Daniel Gitterman is Duncan MacRae ’09 and Rebecca Kyle MacRae Professor and Chair of Public Policy at UNC-Chapel Hill. He also serves as Director of the Honors Seminar in Public Policy and Global Affairs (Washington, DC).

PLCY 076H.001 | Global Health Policy

TR, 11:00 am – 12:15 pm. Instructor(s): Benjamin Meier. Enrollment = 24.
Global health policy impacts the health and well being of individuals and peoples throughout the world. Many determinants of health operate at a global level, and many national policies, social practices, and individual health behaviors are structured by global forces. Concern for the spread of infectious diseases, increasing rates of chronic diseases and the effectiveness of health systems to provide quality care are among the daunting challenges to health policy makers.

With profound social, political and economic changes rapidly challenging global health, the aim of this course in Global Health Policy is to provide students with a variety of opportunities to understand the epidemiologic trends in world health, the institutions of global health governance, and the effects of globalization on global and national health policy.

This course provides an introduction to the relationship between international relations, global health policy and public health outcomes. The focus of this course will be on public policy approaches to global health, employing interdisciplinary methodologies to understand selected public health policies, programs, and interventions. Providing a foundation for responding to global health harms, this course will teach students how to apply policy analysis to a wide range of critical issues in global health determinants, interventions, and impacts.

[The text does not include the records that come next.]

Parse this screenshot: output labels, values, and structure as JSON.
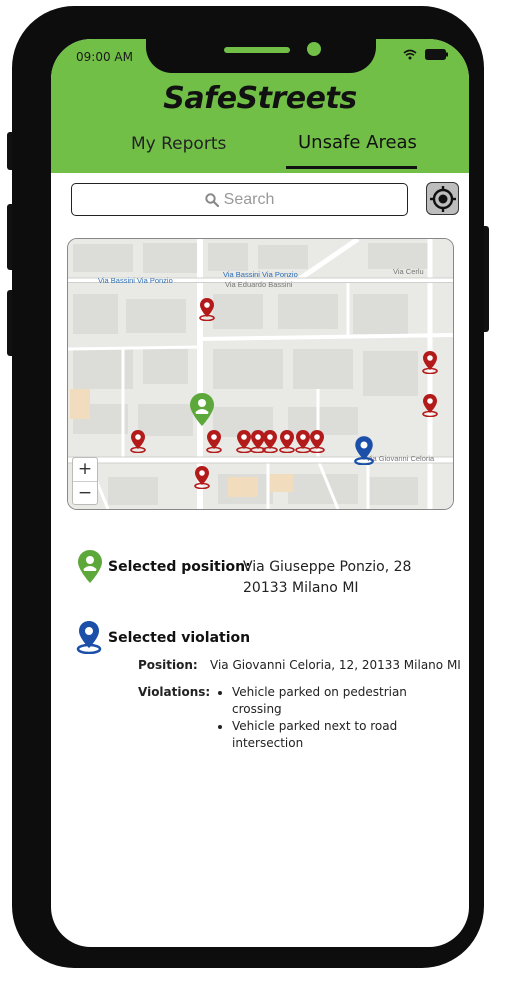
{
  "status_bar": {
    "time": "09:00 AM"
  },
  "app": {
    "title": "SafeStreets"
  },
  "tabs": [
    {
      "label": "My Reports",
      "active": false
    },
    {
      "label": "Unsafe Areas",
      "active": true
    }
  ],
  "search": {
    "placeholder": "Search"
  },
  "map": {
    "streets": [
      "Via Bassini Via Ponzio",
      "Via Bassini Via Ponzio",
      "Via Eduardo Bassini",
      "Via Cerlu",
      "Via Giovanni Celoria"
    ],
    "zoom_in": "+",
    "zoom_out": "−"
  },
  "selected_position": {
    "label": "Selected position:",
    "address_line1": "Via Giuseppe Ponzio, 28",
    "address_line2": "20133 Milano MI"
  },
  "selected_violation": {
    "label": "Selected violation",
    "position_label": "Position:",
    "position_value": "Via Giovanni Celoria, 12, 20133 Milano MI",
    "violations_label": "Violations:",
    "violations": [
      "Vehicle parked on pedestrian crossing",
      "Vehicle parked next to road intersection"
    ]
  },
  "colors": {
    "brand_green": "#72bf48",
    "pin_red": "#b31b1b",
    "pin_blue": "#1b4fa8",
    "pin_green": "#5da83b"
  }
}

Professor Meier’s interdisciplinary research—at the intersection of international law, public policy, and global health—examines the human rights norms that underlie global health policy.  In teaching UNC courses in Justice in Public Policy, Health & Human Rights, and Global Health Policy, Professor Meier has been awarded the 2011 William C. Friday Award for Excellence in Teaching, the 2013 James M. Johnston Teaching Excellence Award, the 2015 Zachary Taylor Smith Distinguished Professorship in Undergraduate Teaching, and six straight annual awards for Best Teacher in Public Policy.  He received his Ph.D. in Sociomedical Sciences from Columbia University, his J.D. and LL.M. in International and Comparative Law from Cornell Law School, and his B.A. in Biochemistry from Cornell University.


RELI 073H.001 | From Dragons to Pokemon: Animals in Japanese Myth, Folklore and Religion

TR, 2:00 pm – 3:15 pm. Instructor(s): Barbara Ambros. Enrollment = 24`.
This seminar examines the cultural construction of animals in Japanese myth, folklore, and religion. We will discuss various kinds of animals: those that occur in the natural world, those that are found in myths and folklore, and those that have appeared in popular media such as animation. We will explore how images of various animals were culturally constructed as tricksters, gods, monsters, or anthropomorphic companions; how animals were ritualized as divine, demonic, or sentient beings in Buddhism, Shinto, and folk religion; and how animals could serve as metaphors that embodied collective ideals or anxieties. Most of our readings will focus on primary and secondary texts from the Japanese tradition (in English), but we will also read theoretical texts on human-animal relationships and historical studies on animals in the larger Asian context. We will also view and analyze several Japanese films, both anime and documentaries, that deal with animals and environmental issues.


Field of specialization: Religions of Asia Research interests: Religions in early modern through contemporary Japan; gender studies; critical animal studies; place and space; and pilgrimage. Fun fact: she holds a third-degree black belt in Shotokan karate and serves as the faculty advisor for the UNC Shotokan Club.